Input:
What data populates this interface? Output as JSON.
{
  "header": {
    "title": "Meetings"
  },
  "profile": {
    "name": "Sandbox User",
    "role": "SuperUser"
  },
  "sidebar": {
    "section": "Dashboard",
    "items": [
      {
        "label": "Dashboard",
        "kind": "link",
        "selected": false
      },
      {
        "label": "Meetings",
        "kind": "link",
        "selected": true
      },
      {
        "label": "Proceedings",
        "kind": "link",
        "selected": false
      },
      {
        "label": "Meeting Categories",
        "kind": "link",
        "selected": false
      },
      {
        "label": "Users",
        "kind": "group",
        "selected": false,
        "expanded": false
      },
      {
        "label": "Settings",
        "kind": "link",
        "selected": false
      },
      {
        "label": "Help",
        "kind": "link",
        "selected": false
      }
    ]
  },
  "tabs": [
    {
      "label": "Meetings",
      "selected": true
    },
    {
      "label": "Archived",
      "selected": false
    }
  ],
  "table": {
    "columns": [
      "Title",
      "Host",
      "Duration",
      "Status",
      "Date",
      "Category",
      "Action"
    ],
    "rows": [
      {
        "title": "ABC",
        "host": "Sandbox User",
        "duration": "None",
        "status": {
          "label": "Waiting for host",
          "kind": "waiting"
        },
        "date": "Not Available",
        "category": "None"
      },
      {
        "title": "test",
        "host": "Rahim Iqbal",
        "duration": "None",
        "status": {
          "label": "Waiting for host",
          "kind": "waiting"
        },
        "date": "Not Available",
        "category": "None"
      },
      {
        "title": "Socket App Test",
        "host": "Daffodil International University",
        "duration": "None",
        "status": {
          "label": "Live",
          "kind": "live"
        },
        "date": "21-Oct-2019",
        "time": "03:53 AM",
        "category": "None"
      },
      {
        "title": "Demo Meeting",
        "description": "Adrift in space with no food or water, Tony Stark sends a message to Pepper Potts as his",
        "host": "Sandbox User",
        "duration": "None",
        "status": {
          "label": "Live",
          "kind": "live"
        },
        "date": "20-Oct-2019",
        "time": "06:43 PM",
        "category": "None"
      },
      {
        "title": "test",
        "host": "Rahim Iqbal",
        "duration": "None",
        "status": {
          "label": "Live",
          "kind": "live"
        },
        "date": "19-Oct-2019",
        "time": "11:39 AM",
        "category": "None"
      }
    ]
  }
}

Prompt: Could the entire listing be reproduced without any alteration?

Output below:
What data populates this interface? Output as JSON.
{
  "header": {
    "title": "Meetings"
  },
  "profile": {
    "name": "Sandbox User",
    "role": "SuperUser"
  },
  "sidebar": {
    "section": "Dashboard",
    "items": [
      {
        "label": "Dashboard",
        "kind": "link",
        "selected": false
      },
      {
        "label": "Meetings",
        "kind": "link",
        "selected": true
      },
      {
        "label": "Proceedings",
        "kind": "link",
        "selected": false
      },
      {
        "label": "Meeting Categories",
        "kind": "link",
        "selected": false
      },
      {
        "label": "Users",
        "kind": "group",
        "selected": false,
        "expanded": false
      },
      {
        "label": "Settings",
        "kind": "link",
        "selected": false
      },
      {
        "label": "Help",
        "kind": "link",
        "selected": false
      }
    ]
  },
  "tabs": [
    {
      "label": "Meetings",
      "selected": true
    },
    {
      "label": "Archived",
      "selected": false
    }
  ],
  "table": {
    "columns": [
      "Title",
      "Host",
      "Duration",
      "Status",
      "Date",
      "Category",
      "Action"
    ],
    "rows": [
      {
        "title": "ABC",
        "host": "Sandbox User",
        "duration": "None",
        "status": {
          "label": "Waiting for host",
          "kind": "waiting"
        },
        "date": "Not Available",
        "category": "None"
      },
      {
        "title": "test",
        "host": "Rahim Iqbal",
        "duration": "None",
        "status": {
          "label": "Waiting for host",
          "kind": "waiting"
        },
        "date": "Not Available",
        "category": "None"
      },
      {
        "title": "Socket App Test",
        "host": "Daffodil International University",
        "duration": "None",
        "status": {
          "label": "Live",
          "kind": "live"
        },
        "date": "21-Oct-2019",
        "time": "03:53 AM",
        "category": "None"
      },
      {
        "title": "Demo Meeting",
        "description": "Adrift in space with no food or water, Tony Stark sends a message to Pepper Potts as his",
        "host": "Sandbox User",
        "duration": "None",
        "status": {
          "label": "Live",
          "kind": "live"
        },
        "date": "20-Oct-2019",
        "time": "06:43 PM",
        "category": "None"
      },
      {
        "title": "test",
        "host": "Rahim Iqbal",
        "duration": "None",
        "status": {
          "label": "Live",
          "kind": "live"
        },
        "date": "19-Oct-2019",
        "time": "11:39 AM",
        "category": "None"
      }
    ]
  }
}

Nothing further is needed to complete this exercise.